--- Data extract ---
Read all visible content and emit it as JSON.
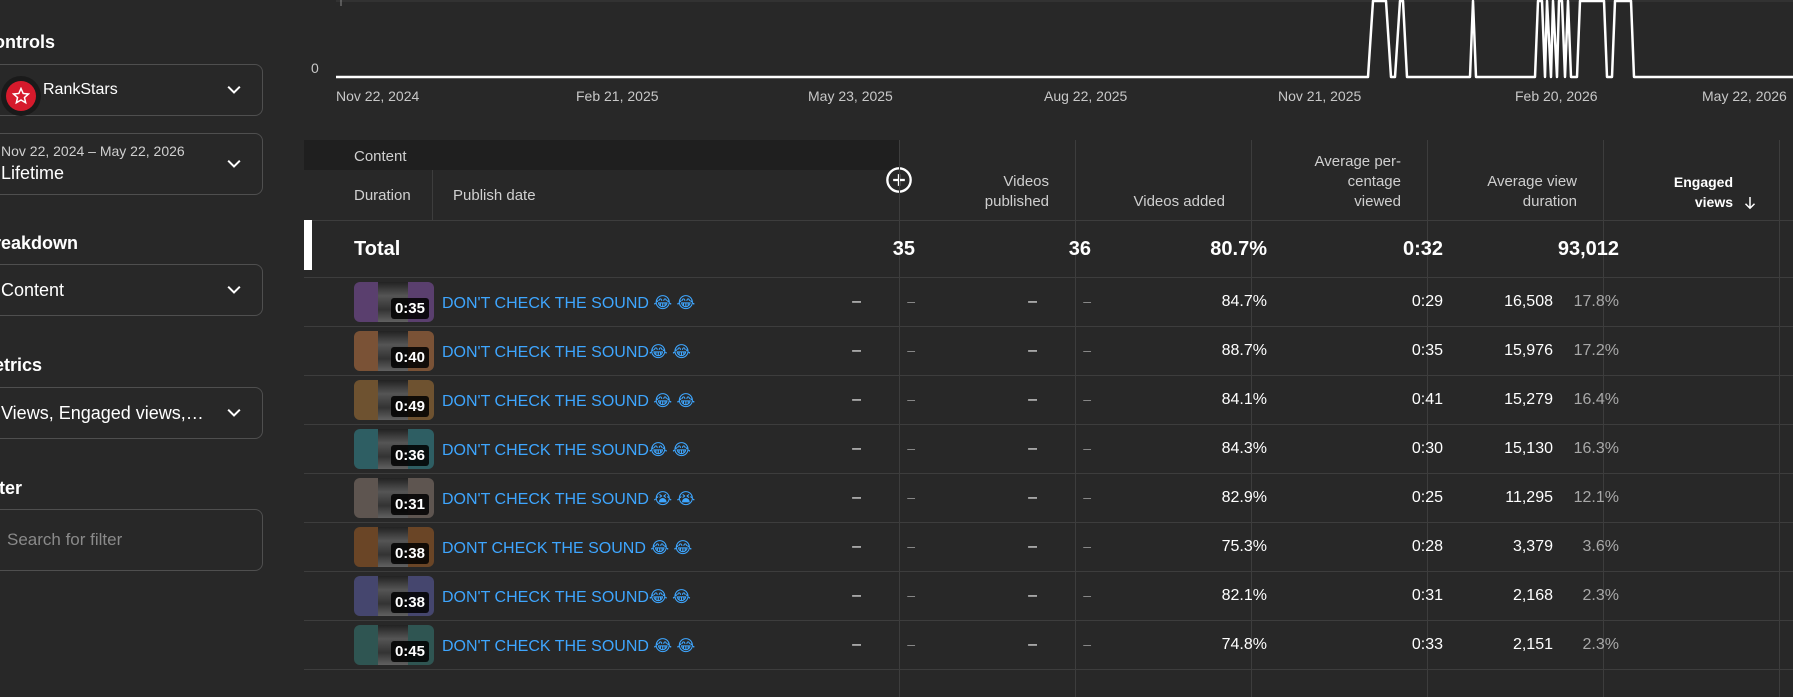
{
  "sidebar": {
    "controls_label": "ontrols",
    "channel": {
      "name": "RankStars"
    },
    "date_range": {
      "range": "Nov 22, 2024 – May 22, 2026",
      "value": "Lifetime"
    },
    "breakdown_label": "reakdown",
    "breakdown_value": "Content",
    "metrics_label": "etrics",
    "metrics_value": "Views, Engaged views,…",
    "filter_label": "lter",
    "filter_placeholder": "Search for filter"
  },
  "chart": {
    "y_ticks": [
      "0"
    ],
    "x_ticks": [
      "Nov 22, 2024",
      "Feb 21, 2025",
      "May 23, 2025",
      "Aug 22, 2025",
      "Nov 21, 2025",
      "Feb 20, 2026",
      "May 22, 2026"
    ],
    "line_color": "#ffffff"
  },
  "table": {
    "content_label": "Content",
    "duration_label": "Duration",
    "publish_date_label": "Publish date",
    "add_column_icon": "plus-circle-icon",
    "headers": {
      "videos_published": [
        "Videos",
        "published"
      ],
      "videos_added": "Videos added",
      "avg_pct_viewed": [
        "Average per-",
        "centage",
        "viewed"
      ],
      "avg_view_duration": [
        "Average view",
        "duration"
      ],
      "engaged_views": [
        "Engaged",
        "views"
      ]
    },
    "total": {
      "label": "Total",
      "videos_published": "35",
      "videos_added": "36",
      "avg_pct_viewed": "80.7%",
      "avg_view_duration": "0:32",
      "engaged_views": "93,012"
    },
    "rows": [
      {
        "duration": "0:35",
        "title": "DON'T CHECK THE SOUND 😂 😂",
        "vp": "–",
        "vp2": "–",
        "va": "–",
        "va2": "–",
        "pct": "84.7%",
        "avd": "0:29",
        "ev": "16,508",
        "evp": "17.8%",
        "thumb": "#5a3f6e"
      },
      {
        "duration": "0:40",
        "title": "DON'T CHECK THE SOUND😂 😂",
        "vp": "–",
        "vp2": "–",
        "va": "–",
        "va2": "–",
        "pct": "88.7%",
        "avd": "0:35",
        "ev": "15,976",
        "evp": "17.2%",
        "thumb": "#7a5236"
      },
      {
        "duration": "0:49",
        "title": "DON'T CHECK THE SOUND 😂 😂",
        "vp": "–",
        "vp2": "–",
        "va": "–",
        "va2": "–",
        "pct": "84.1%",
        "avd": "0:41",
        "ev": "15,279",
        "evp": "16.4%",
        "thumb": "#6e5230"
      },
      {
        "duration": "0:36",
        "title": "DON'T CHECK THE SOUND😂 😂",
        "vp": "–",
        "vp2": "–",
        "va": "–",
        "va2": "–",
        "pct": "84.3%",
        "avd": "0:30",
        "ev": "15,130",
        "evp": "16.3%",
        "thumb": "#2e5e63"
      },
      {
        "duration": "0:31",
        "title": "DON'T CHECK THE SOUND 😭 😭",
        "vp": "–",
        "vp2": "–",
        "va": "–",
        "va2": "–",
        "pct": "82.9%",
        "avd": "0:25",
        "ev": "11,295",
        "evp": "12.1%",
        "thumb": "#5e5550"
      },
      {
        "duration": "0:38",
        "title": "DONT CHECK THE SOUND 😂 😂",
        "vp": "–",
        "vp2": "–",
        "va": "–",
        "va2": "–",
        "pct": "75.3%",
        "avd": "0:28",
        "ev": "3,379",
        "evp": "3.6%",
        "thumb": "#6a4526"
      },
      {
        "duration": "0:38",
        "title": "DON'T CHECK THE SOUND😂 😂",
        "vp": "–",
        "vp2": "–",
        "va": "–",
        "va2": "–",
        "pct": "82.1%",
        "avd": "0:31",
        "ev": "2,168",
        "evp": "2.3%",
        "thumb": "#45466e"
      },
      {
        "duration": "0:45",
        "title": "DON'T CHECK THE SOUND 😂 😂",
        "vp": "–",
        "vp2": "–",
        "va": "–",
        "va2": "–",
        "pct": "74.8%",
        "avd": "0:33",
        "ev": "2,151",
        "evp": "2.3%",
        "thumb": "#2f5552"
      }
    ]
  }
}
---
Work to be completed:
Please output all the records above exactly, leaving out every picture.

Exercise output:
Read all visible content and emit it as JSON.
{
  "sidebar": {
    "controls_label": "ontrols",
    "channel": {
      "name": "RankStars"
    },
    "date_range": {
      "range": "Nov 22, 2024 – May 22, 2026",
      "value": "Lifetime"
    },
    "breakdown_label": "reakdown",
    "breakdown_value": "Content",
    "metrics_label": "etrics",
    "metrics_value": "Views, Engaged views,…",
    "filter_label": "lter",
    "filter_placeholder": "Search for filter"
  },
  "chart": {
    "y_ticks": [
      "0"
    ],
    "x_ticks": [
      "Nov 22, 2024",
      "Feb 21, 2025",
      "May 23, 2025",
      "Aug 22, 2025",
      "Nov 21, 2025",
      "Feb 20, 2026",
      "May 22, 2026"
    ],
    "line_color": "#ffffff"
  },
  "table": {
    "content_label": "Content",
    "duration_label": "Duration",
    "publish_date_label": "Publish date",
    "add_column_icon": "plus-circle-icon",
    "headers": {
      "videos_published": [
        "Videos",
        "published"
      ],
      "videos_added": "Videos added",
      "avg_pct_viewed": [
        "Average per-",
        "centage",
        "viewed"
      ],
      "avg_view_duration": [
        "Average view",
        "duration"
      ],
      "engaged_views": [
        "Engaged",
        "views"
      ]
    },
    "total": {
      "label": "Total",
      "videos_published": "35",
      "videos_added": "36",
      "avg_pct_viewed": "80.7%",
      "avg_view_duration": "0:32",
      "engaged_views": "93,012"
    },
    "rows": [
      {
        "duration": "0:35",
        "title": "DON'T CHECK THE SOUND 😂 😂",
        "vp": "–",
        "vp2": "–",
        "va": "–",
        "va2": "–",
        "pct": "84.7%",
        "avd": "0:29",
        "ev": "16,508",
        "evp": "17.8%",
        "thumb": "#5a3f6e"
      },
      {
        "duration": "0:40",
        "title": "DON'T CHECK THE SOUND😂 😂",
        "vp": "–",
        "vp2": "–",
        "va": "–",
        "va2": "–",
        "pct": "88.7%",
        "avd": "0:35",
        "ev": "15,976",
        "evp": "17.2%",
        "thumb": "#7a5236"
      },
      {
        "duration": "0:49",
        "title": "DON'T CHECK THE SOUND 😂 😂",
        "vp": "–",
        "vp2": "–",
        "va": "–",
        "va2": "–",
        "pct": "84.1%",
        "avd": "0:41",
        "ev": "15,279",
        "evp": "16.4%",
        "thumb": "#6e5230"
      },
      {
        "duration": "0:36",
        "title": "DON'T CHECK THE SOUND😂 😂",
        "vp": "–",
        "vp2": "–",
        "va": "–",
        "va2": "–",
        "pct": "84.3%",
        "avd": "0:30",
        "ev": "15,130",
        "evp": "16.3%",
        "thumb": "#2e5e63"
      },
      {
        "duration": "0:31",
        "title": "DON'T CHECK THE SOUND 😭 😭",
        "vp": "–",
        "vp2": "–",
        "va": "–",
        "va2": "–",
        "pct": "82.9%",
        "avd": "0:25",
        "ev": "11,295",
        "evp": "12.1%",
        "thumb": "#5e5550"
      },
      {
        "duration": "0:38",
        "title": "DONT CHECK THE SOUND 😂 😂",
        "vp": "–",
        "vp2": "–",
        "va": "–",
        "va2": "–",
        "pct": "75.3%",
        "avd": "0:28",
        "ev": "3,379",
        "evp": "3.6%",
        "thumb": "#6a4526"
      },
      {
        "duration": "0:38",
        "title": "DON'T CHECK THE SOUND😂 😂",
        "vp": "–",
        "vp2": "–",
        "va": "–",
        "va2": "–",
        "pct": "82.1%",
        "avd": "0:31",
        "ev": "2,168",
        "evp": "2.3%",
        "thumb": "#45466e"
      },
      {
        "duration": "0:45",
        "title": "DON'T CHECK THE SOUND 😂 😂",
        "vp": "–",
        "vp2": "–",
        "va": "–",
        "va2": "–",
        "pct": "74.8%",
        "avd": "0:33",
        "ev": "2,151",
        "evp": "2.3%",
        "thumb": "#2f5552"
      }
    ]
  }
}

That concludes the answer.